Helping a well founded charity step up to the next level
“David is a seasoned pro. He’s perceptive and diplomatic and leaves a lot of space for opinions in the room, while not shying away from delivering messages that might be harder to hear. It was great to have him there. The workshop enabled everyone to have their say and be heard and enabled David to challenge the assumptions or preconceptions that different people in the room had. The real jewel was his analysis of CEASE and the stage that we’re at as a charity. He really got that. He could perceive the challenges and opportunities that we face at this present time.”
Vanessa Morse, CEO, CEASE
Since it’s foundation as a charity in March 2019, CEASE, the Centre to End All Sexual Exploitation, has achieved much to be proud of, especially as a young charity in a tough economic environment. CEO Vanessa Morse describes it as an “exploratory phase”, seeking to identify where and how CEASE can make the most impact in its fight against sexual exploitation in the UK.
Having gained a clearer sense of the unique and important role CEASE can play, Vanessa felt the charity had outgrown this exploratory phase and was ready to transition into an “established charity” – one which could deliver its ambitious aims and have a lasting impact at national level.
Three areas had become bottlenecks: the operational model, governance and fundraising. The charity had been funded by two funders but hadn’t expanded its major donors beyond this.
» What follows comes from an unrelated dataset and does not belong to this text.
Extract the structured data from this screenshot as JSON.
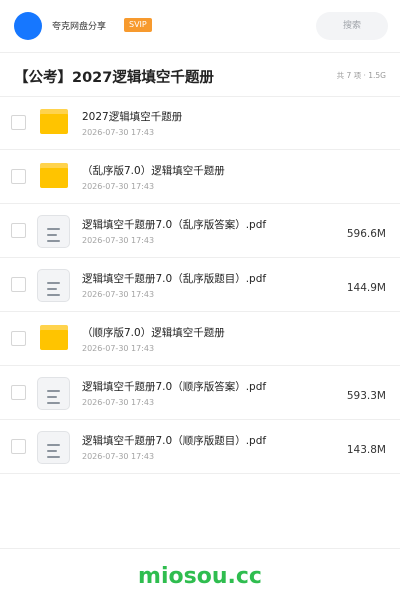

Vanessa felt that an external facilitator could help the whole Board to address some of the issues that were holding them back.
Having heard about Action Planning through ACEVO, Vanessa contacted David Saint and had an initial conversation that “opened new doors in my thinking about fundraising”. Vanessa sent David a copy of the strategy document she had prepared and asked if he would run a strategy day with a particular focus on fundraising.
The make-up of the Board – the two Founders and other good but new trustees – posed an sensitive dynamic. In order to make sure everyone felt free to have their say, David contacted them all in advance to hear their views privately and build a relationship.
This helped when it came to the strategy day itself, both in saving time on introductions and giving David a valuable insight into the feelings of everyone in the room and a sense of where CEASE was in its journey. David was able to go into the day with a strong perception of the opportunities and challenges that the charity was facing.
The content of the workshop was designed to get the Board thinking about alternative funding sources, in order to reduce the charity’s heavy dependence on two donors. This meant challenging the attendees with some important questions, interrogating their vision for the future of CEASE – growing from a “kitchen table charity” to a force to be reckoned with – how they would get there, who would do the work and how the current funders felt about bringing other donors on board. Vanessa’s strategy paper proved a valuable basis for these discussions.
During the day David and the Board addressed the gaps in the paper, such as a Theory of Change, personnel requirements and the fundamentals of a fundraising strategy.
The strategy day increased the CEASE Board's awareness of what it will take to increase income streams, and revealed blindspots, such as who was going to do the fundraising work. In Vanessa’s words, “It definitely got us thinking.”
“The big value of it,” she added, “was in planting seeds for the trustees as to where we are going as an organisation as a whole and, therefore, what we need in terms of income generation. That takes time. This workshop created a space where all those personalities could be heard.”
Vanessa was able to begin implementing the recommendations that she had made and start recruiting senior management. Then they would be ready to move on to strategy and then fundraising. The day helped in identifying the key development points, ie the work they needed to do before they set about fundraising.
Every organisation goes through step change moments, which can be painful and tricky to navigate. Perhaps one of the most difficult is that shift from “kitchen table” charity to “established organisation", and the transition from )founder-led to staff-led (under the overall direction of the Board. It is in these step change moments that external facilitation can be so important, allowing people to voice their concerns and fears, and providing an external perspective on possible solutions.
The CEASE Board and staff team were excellent to work with – really driven and focused on the cause, and yet open-minded to what the next step might look like and how best to take that step. I have no doubt that CEASE will increasingly be a force to be reckoned with in the years ahead.